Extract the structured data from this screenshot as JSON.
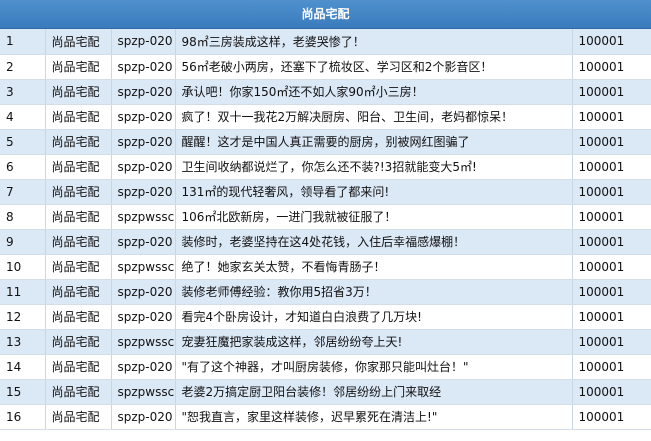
{
  "header": {
    "title": "尚品宅配"
  },
  "rows": [
    {
      "no": "1",
      "source": "尚品宅配",
      "code": "spzp-020",
      "title": "98㎡三房装成这样，老婆哭惨了！",
      "value": "100001"
    },
    {
      "no": "2",
      "source": "尚品宅配",
      "code": "spzp-020",
      "title": "56㎡老破小两房，还塞下了梳妆区、学习区和2个影音区！",
      "value": "100001"
    },
    {
      "no": "3",
      "source": "尚品宅配",
      "code": "spzp-020",
      "title": "承认吧！你家150㎡还不如人家90㎡小三房！",
      "value": "100001"
    },
    {
      "no": "4",
      "source": "尚品宅配",
      "code": "spzp-020",
      "title": "疯了！双十一我花2万解决厨房、阳台、卫生间，老妈都惊呆！",
      "value": "100001"
    },
    {
      "no": "5",
      "source": "尚品宅配",
      "code": "spzp-020",
      "title": "醒醒！这才是中国人真正需要的厨房，别被网红图骗了",
      "value": "100001"
    },
    {
      "no": "6",
      "source": "尚品宅配",
      "code": "spzp-020",
      "title": "卫生间收纳都说烂了，你怎么还不装?!3招就能变大5㎡!",
      "value": "100001"
    },
    {
      "no": "7",
      "source": "尚品宅配",
      "code": "spzp-020",
      "title": "131㎡的现代轻奢风，领导看了都来问!",
      "value": "100001"
    },
    {
      "no": "8",
      "source": "尚品宅配",
      "code": "spzpwssc",
      "title": "106㎡北欧新房，一进门我就被征服了！",
      "value": "100001"
    },
    {
      "no": "9",
      "source": "尚品宅配",
      "code": "spzp-020",
      "title": "装修时，老婆坚持在这4处花钱，入住后幸福感爆棚！",
      "value": "100001"
    },
    {
      "no": "10",
      "source": "尚品宅配",
      "code": "spzpwssc",
      "title": "绝了！她家玄关太赞，不看悔青肠子！",
      "value": "100001"
    },
    {
      "no": "11",
      "source": "尚品宅配",
      "code": "spzp-020",
      "title": "装修老师傅经验：教你用5招省3万！",
      "value": "100001"
    },
    {
      "no": "12",
      "source": "尚品宅配",
      "code": "spzp-020",
      "title": "看完4个卧房设计，才知道白白浪费了几万块!",
      "value": "100001"
    },
    {
      "no": "13",
      "source": "尚品宅配",
      "code": "spzpwssc",
      "title": "宠妻狂魔把家装成这样，邻居纷纷夸上天!",
      "value": "100001"
    },
    {
      "no": "14",
      "source": "尚品宅配",
      "code": "spzp-020",
      "title": "\"有了这个神器，才叫厨房装修，你家那只能叫灶台！\"",
      "value": "100001"
    },
    {
      "no": "15",
      "source": "尚品宅配",
      "code": "spzpwssc",
      "title": "老婆2万搞定厨卫阳台装修！邻居纷纷上门来取经",
      "value": "100001"
    },
    {
      "no": "16",
      "source": "尚品宅配",
      "code": "spzp-020",
      "title": "\"恕我直言，家里这样装修，迟早累死在清洁上!\"",
      "value": "100001"
    }
  ]
}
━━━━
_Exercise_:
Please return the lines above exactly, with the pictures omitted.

_Worked solution_:
Extract the structured data from this screenshot as JSON.
{
  "header": {
    "title": "尚品宅配"
  },
  "rows": [
    {
      "no": "1",
      "source": "尚品宅配",
      "code": "spzp-020",
      "title": "98㎡三房装成这样，老婆哭惨了！",
      "value": "100001"
    },
    {
      "no": "2",
      "source": "尚品宅配",
      "code": "spzp-020",
      "title": "56㎡老破小两房，还塞下了梳妆区、学习区和2个影音区！",
      "value": "100001"
    },
    {
      "no": "3",
      "source": "尚品宅配",
      "code": "spzp-020",
      "title": "承认吧！你家150㎡还不如人家90㎡小三房！",
      "value": "100001"
    },
    {
      "no": "4",
      "source": "尚品宅配",
      "code": "spzp-020",
      "title": "疯了！双十一我花2万解决厨房、阳台、卫生间，老妈都惊呆！",
      "value": "100001"
    },
    {
      "no": "5",
      "source": "尚品宅配",
      "code": "spzp-020",
      "title": "醒醒！这才是中国人真正需要的厨房，别被网红图骗了",
      "value": "100001"
    },
    {
      "no": "6",
      "source": "尚品宅配",
      "code": "spzp-020",
      "title": "卫生间收纳都说烂了，你怎么还不装?!3招就能变大5㎡!",
      "value": "100001"
    },
    {
      "no": "7",
      "source": "尚品宅配",
      "code": "spzp-020",
      "title": "131㎡的现代轻奢风，领导看了都来问!",
      "value": "100001"
    },
    {
      "no": "8",
      "source": "尚品宅配",
      "code": "spzpwssc",
      "title": "106㎡北欧新房，一进门我就被征服了！",
      "value": "100001"
    },
    {
      "no": "9",
      "source": "尚品宅配",
      "code": "spzp-020",
      "title": "装修时，老婆坚持在这4处花钱，入住后幸福感爆棚！",
      "value": "100001"
    },
    {
      "no": "10",
      "source": "尚品宅配",
      "code": "spzpwssc",
      "title": "绝了！她家玄关太赞，不看悔青肠子！",
      "value": "100001"
    },
    {
      "no": "11",
      "source": "尚品宅配",
      "code": "spzp-020",
      "title": "装修老师傅经验：教你用5招省3万！",
      "value": "100001"
    },
    {
      "no": "12",
      "source": "尚品宅配",
      "code": "spzp-020",
      "title": "看完4个卧房设计，才知道白白浪费了几万块!",
      "value": "100001"
    },
    {
      "no": "13",
      "source": "尚品宅配",
      "code": "spzpwssc",
      "title": "宠妻狂魔把家装成这样，邻居纷纷夸上天!",
      "value": "100001"
    },
    {
      "no": "14",
      "source": "尚品宅配",
      "code": "spzp-020",
      "title": "\"有了这个神器，才叫厨房装修，你家那只能叫灶台！\"",
      "value": "100001"
    },
    {
      "no": "15",
      "source": "尚品宅配",
      "code": "spzpwssc",
      "title": "老婆2万搞定厨卫阳台装修！邻居纷纷上门来取经",
      "value": "100001"
    },
    {
      "no": "16",
      "source": "尚品宅配",
      "code": "spzp-020",
      "title": "\"恕我直言，家里这样装修，迟早累死在清洁上!\"",
      "value": "100001"
    }
  ]
}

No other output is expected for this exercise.